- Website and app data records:
::::

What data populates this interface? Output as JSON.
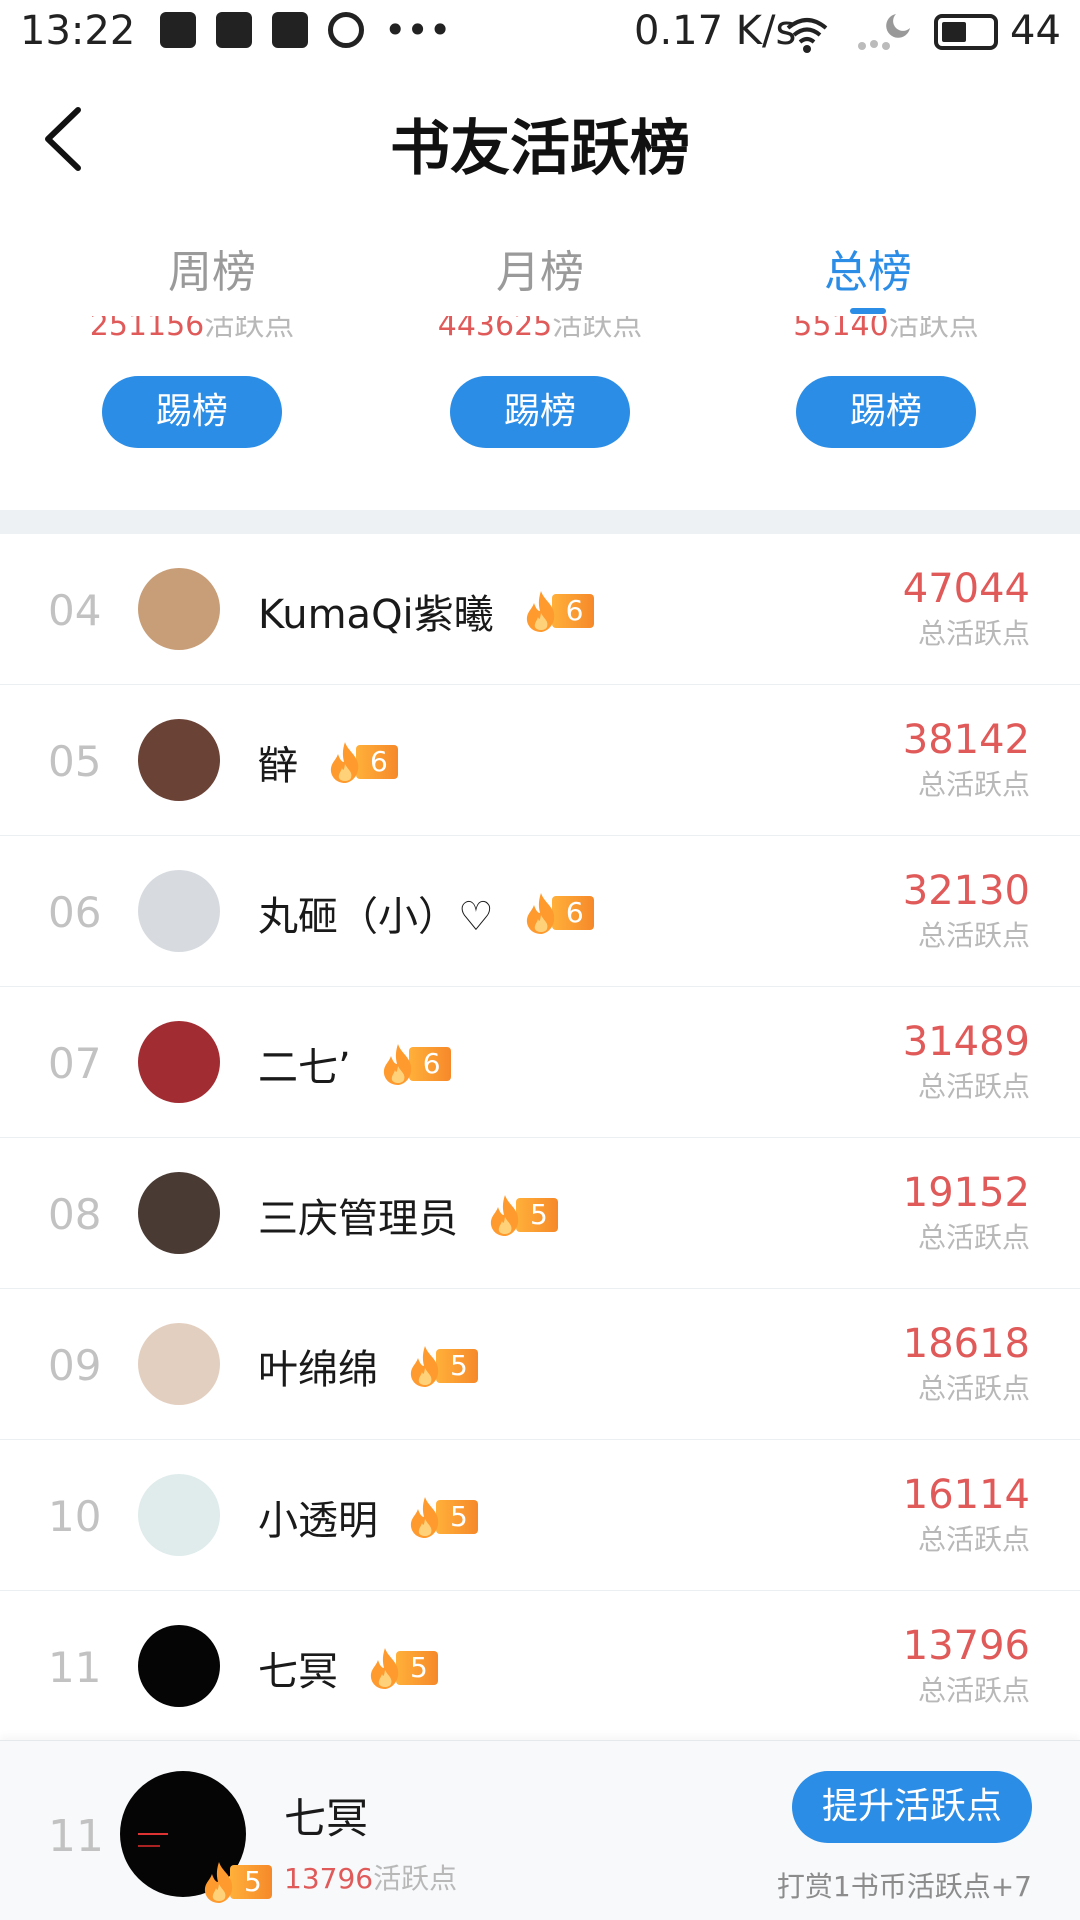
{
  "status_bar": {
    "time": "13:22",
    "speed": "0.17 K/s",
    "battery": "44",
    "icons": [
      "qq-icon",
      "video-icon",
      "image-icon",
      "pause-icon",
      "more-dots-icon",
      "wifi-icon",
      "night-mode-icon",
      "battery-icon"
    ]
  },
  "header": {
    "title": "书友活跃榜"
  },
  "tabs": [
    {
      "label": "周榜",
      "active": false
    },
    {
      "label": "月榜",
      "active": false
    },
    {
      "label": "总榜",
      "active": true
    }
  ],
  "podium": [
    {
      "points": "251156",
      "label": "活跃点",
      "button": "踢榜"
    },
    {
      "points": "443625",
      "label": "活跃点",
      "button": "踢榜"
    },
    {
      "points": "55140",
      "label": "活跃点",
      "button": "踢榜"
    }
  ],
  "list": [
    {
      "rank": "04",
      "name": "KumaQi紫曦",
      "level": "6",
      "points": "47044",
      "label": "总活跃点",
      "avatar_color": "#c89e78"
    },
    {
      "rank": "05",
      "name": "辥",
      "level": "6",
      "points": "38142",
      "label": "总活跃点",
      "avatar_color": "#6b4236"
    },
    {
      "rank": "06",
      "name": "丸砸（小）♡",
      "level": "6",
      "points": "32130",
      "label": "总活跃点",
      "avatar_color": "#d7dbe0"
    },
    {
      "rank": "07",
      "name": "二七’",
      "level": "6",
      "points": "31489",
      "label": "总活跃点",
      "avatar_color": "#a12d33"
    },
    {
      "rank": "08",
      "name": "三庆管理员",
      "level": "5",
      "points": "19152",
      "label": "总活跃点",
      "avatar_color": "#4a3a34"
    },
    {
      "rank": "09",
      "name": "叶绵绵",
      "level": "5",
      "points": "18618",
      "label": "总活跃点",
      "avatar_color": "#e3cfc0"
    },
    {
      "rank": "10",
      "name": "小透明",
      "level": "5",
      "points": "16114",
      "label": "总活跃点",
      "avatar_color": "#dfeceb"
    },
    {
      "rank": "11",
      "name": "七冥",
      "level": "5",
      "points": "13796",
      "label": "总活跃点",
      "avatar_color": "#050505"
    }
  ],
  "me": {
    "rank": "11",
    "name": "七冥",
    "level": "5",
    "points": "13796",
    "points_label": "活跃点",
    "button": "提升活跃点",
    "note": "打赏1书币活跃点+7"
  },
  "colors": {
    "accent": "#2b8de6",
    "points": "#e05a5a",
    "badge": "#f6892a"
  }
}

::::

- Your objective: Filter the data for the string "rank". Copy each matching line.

- Task output:
      "rank": "04",
      "rank": "05",
      "rank": "06",
      "rank": "07",
      "rank": "08",
      "rank": "09",
      "rank": "10",
      "rank": "11",
    "rank": "11",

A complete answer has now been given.